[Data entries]
++++
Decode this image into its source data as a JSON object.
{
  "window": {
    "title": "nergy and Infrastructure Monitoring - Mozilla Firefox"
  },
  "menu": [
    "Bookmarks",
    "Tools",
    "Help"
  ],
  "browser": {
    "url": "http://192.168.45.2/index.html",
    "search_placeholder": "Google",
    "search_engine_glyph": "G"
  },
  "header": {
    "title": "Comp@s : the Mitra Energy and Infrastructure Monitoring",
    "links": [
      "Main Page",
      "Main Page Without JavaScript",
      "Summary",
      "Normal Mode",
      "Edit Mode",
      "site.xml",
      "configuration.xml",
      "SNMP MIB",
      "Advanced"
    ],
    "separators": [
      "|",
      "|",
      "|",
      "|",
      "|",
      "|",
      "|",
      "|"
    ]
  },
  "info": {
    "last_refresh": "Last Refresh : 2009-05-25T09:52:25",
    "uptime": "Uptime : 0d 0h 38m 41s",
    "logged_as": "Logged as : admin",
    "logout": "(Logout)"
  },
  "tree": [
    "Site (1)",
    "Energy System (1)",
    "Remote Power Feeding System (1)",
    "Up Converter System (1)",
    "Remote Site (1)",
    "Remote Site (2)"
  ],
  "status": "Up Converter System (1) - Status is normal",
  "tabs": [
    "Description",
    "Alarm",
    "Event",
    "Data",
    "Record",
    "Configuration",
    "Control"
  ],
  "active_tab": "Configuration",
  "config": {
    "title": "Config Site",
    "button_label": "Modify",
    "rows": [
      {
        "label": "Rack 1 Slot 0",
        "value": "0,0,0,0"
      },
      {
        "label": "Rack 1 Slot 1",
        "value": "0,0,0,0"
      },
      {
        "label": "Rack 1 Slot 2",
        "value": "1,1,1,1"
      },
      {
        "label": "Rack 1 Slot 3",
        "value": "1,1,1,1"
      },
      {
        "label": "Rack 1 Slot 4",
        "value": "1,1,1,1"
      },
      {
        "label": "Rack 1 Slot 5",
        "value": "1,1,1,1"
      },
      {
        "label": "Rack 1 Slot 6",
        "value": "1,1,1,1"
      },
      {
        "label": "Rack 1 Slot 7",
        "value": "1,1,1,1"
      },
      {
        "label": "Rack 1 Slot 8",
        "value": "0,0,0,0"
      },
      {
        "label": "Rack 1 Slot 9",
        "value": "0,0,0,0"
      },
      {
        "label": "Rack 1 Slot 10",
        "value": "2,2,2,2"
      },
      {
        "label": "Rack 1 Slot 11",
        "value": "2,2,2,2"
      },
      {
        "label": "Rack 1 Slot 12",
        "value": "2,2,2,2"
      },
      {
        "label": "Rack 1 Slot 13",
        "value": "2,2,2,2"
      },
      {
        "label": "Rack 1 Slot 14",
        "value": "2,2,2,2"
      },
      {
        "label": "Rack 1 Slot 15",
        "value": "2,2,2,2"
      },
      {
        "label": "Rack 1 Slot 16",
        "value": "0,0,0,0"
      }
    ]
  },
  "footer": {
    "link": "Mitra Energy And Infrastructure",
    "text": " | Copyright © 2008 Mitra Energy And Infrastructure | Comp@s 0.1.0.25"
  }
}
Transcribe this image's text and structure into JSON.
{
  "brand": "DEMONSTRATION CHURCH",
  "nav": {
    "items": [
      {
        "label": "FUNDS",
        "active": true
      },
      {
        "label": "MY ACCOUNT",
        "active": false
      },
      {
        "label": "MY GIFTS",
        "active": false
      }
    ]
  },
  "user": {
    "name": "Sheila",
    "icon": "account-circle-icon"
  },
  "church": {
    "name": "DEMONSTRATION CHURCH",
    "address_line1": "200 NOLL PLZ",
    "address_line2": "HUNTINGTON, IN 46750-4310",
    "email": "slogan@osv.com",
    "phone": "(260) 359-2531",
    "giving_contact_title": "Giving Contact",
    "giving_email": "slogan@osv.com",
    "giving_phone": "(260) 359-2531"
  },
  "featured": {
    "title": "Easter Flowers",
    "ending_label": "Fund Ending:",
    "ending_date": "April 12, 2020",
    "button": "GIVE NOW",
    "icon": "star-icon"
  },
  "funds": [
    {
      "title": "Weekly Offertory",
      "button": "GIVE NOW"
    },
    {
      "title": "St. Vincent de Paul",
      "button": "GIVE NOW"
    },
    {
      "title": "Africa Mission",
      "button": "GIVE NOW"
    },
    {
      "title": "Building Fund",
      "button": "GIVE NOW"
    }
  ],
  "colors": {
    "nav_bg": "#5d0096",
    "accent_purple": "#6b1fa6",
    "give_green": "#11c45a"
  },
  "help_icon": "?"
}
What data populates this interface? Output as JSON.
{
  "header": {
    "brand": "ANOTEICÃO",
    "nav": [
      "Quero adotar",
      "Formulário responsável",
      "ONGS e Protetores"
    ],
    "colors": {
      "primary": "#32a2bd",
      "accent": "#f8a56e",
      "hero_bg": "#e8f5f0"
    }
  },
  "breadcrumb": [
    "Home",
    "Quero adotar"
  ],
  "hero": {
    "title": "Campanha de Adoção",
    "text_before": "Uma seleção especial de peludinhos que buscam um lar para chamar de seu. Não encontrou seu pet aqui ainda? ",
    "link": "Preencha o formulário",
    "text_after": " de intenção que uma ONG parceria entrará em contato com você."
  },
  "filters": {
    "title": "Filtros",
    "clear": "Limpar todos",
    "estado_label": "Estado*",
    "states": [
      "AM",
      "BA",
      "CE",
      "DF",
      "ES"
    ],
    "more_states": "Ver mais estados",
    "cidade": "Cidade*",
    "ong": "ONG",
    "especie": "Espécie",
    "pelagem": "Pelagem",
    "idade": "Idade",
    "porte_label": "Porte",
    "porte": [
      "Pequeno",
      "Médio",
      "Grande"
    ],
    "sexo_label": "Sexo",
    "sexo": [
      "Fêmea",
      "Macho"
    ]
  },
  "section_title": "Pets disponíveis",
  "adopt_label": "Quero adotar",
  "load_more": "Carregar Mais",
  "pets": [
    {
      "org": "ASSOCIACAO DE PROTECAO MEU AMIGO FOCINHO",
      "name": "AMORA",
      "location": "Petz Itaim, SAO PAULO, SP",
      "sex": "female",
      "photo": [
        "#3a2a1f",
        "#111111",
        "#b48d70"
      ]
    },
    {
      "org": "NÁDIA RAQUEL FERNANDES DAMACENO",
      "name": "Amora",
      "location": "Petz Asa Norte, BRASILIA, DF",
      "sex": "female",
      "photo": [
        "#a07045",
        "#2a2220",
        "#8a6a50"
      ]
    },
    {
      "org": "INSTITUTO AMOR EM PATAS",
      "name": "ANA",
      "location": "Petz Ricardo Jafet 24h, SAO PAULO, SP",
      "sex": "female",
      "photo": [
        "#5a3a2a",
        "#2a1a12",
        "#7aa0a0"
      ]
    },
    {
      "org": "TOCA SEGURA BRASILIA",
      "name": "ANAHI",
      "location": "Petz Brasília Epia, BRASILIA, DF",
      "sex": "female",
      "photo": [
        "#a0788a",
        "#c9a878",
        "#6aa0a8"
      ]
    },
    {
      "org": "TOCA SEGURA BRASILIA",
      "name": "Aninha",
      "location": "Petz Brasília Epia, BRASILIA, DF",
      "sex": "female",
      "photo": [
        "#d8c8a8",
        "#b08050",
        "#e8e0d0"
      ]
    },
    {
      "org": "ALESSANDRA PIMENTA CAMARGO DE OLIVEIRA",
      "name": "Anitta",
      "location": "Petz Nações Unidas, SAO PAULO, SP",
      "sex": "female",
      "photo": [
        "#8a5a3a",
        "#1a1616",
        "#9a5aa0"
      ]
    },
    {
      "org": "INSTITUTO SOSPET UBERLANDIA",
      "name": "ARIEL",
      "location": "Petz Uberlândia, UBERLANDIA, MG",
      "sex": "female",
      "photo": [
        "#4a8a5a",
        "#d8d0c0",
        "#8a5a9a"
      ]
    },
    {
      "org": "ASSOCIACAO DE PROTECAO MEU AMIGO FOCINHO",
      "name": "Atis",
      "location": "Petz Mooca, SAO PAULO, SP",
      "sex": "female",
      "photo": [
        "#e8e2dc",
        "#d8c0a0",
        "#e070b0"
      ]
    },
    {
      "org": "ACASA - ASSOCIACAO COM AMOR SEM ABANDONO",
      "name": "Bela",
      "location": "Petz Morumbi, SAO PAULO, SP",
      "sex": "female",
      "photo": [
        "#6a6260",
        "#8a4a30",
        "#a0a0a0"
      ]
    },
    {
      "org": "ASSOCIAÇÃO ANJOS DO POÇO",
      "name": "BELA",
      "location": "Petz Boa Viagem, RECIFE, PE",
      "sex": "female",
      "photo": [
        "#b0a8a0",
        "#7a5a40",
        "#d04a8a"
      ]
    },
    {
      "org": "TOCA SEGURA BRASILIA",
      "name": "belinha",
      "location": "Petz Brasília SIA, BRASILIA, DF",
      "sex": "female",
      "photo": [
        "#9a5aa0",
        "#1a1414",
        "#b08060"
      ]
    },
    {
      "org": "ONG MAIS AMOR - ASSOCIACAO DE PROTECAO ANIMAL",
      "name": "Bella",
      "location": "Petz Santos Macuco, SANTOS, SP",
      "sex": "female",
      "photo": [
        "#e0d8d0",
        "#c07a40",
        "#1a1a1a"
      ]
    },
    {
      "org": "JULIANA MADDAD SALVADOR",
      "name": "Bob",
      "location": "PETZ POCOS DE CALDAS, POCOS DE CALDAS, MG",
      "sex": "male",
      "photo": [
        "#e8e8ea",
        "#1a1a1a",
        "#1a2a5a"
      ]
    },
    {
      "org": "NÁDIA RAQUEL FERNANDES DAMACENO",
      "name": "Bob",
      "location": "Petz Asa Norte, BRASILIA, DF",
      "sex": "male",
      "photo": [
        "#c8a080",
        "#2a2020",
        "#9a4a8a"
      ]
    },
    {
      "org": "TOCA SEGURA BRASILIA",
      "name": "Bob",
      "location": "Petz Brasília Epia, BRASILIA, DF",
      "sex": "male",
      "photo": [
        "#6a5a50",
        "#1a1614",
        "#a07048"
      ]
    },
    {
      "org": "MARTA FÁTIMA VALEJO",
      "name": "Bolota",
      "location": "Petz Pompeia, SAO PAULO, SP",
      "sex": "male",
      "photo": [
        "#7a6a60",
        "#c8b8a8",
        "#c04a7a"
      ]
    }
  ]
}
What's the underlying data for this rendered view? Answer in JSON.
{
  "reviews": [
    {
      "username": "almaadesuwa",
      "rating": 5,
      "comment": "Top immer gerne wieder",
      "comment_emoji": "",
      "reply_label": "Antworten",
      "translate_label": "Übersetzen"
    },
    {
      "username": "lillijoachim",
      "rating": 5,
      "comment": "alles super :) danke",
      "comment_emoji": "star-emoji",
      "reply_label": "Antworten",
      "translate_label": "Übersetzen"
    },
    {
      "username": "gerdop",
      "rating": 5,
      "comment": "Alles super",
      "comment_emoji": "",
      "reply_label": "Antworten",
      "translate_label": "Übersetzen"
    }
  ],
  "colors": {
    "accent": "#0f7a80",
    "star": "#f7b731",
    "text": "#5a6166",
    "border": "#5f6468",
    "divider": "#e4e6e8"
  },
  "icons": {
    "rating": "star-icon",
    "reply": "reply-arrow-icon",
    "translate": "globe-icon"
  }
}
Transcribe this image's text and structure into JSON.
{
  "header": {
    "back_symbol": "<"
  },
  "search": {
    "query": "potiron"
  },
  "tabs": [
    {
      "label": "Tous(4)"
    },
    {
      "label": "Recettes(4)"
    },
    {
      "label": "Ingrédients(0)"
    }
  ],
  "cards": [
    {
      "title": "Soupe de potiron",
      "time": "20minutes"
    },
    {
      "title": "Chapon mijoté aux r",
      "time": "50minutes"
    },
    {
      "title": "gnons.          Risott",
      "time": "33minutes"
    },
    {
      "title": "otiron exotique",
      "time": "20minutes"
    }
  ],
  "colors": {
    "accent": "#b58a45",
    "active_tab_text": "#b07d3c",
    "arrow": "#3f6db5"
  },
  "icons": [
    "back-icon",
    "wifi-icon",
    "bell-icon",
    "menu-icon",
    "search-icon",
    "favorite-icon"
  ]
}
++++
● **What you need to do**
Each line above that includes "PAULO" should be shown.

● **Reply to the task**
      "location": "Petz Itaim, SAO PAULO, SP",
      "location": "Petz Ricardo Jafet 24h, SAO PAULO, SP",
      "location": "Petz Nações Unidas, SAO PAULO, SP",
      "location": "Petz Mooca, SAO PAULO, SP",
      "location": "Petz Morumbi, SAO PAULO, SP",
      "location": "Petz Pompeia, SAO PAULO, SP",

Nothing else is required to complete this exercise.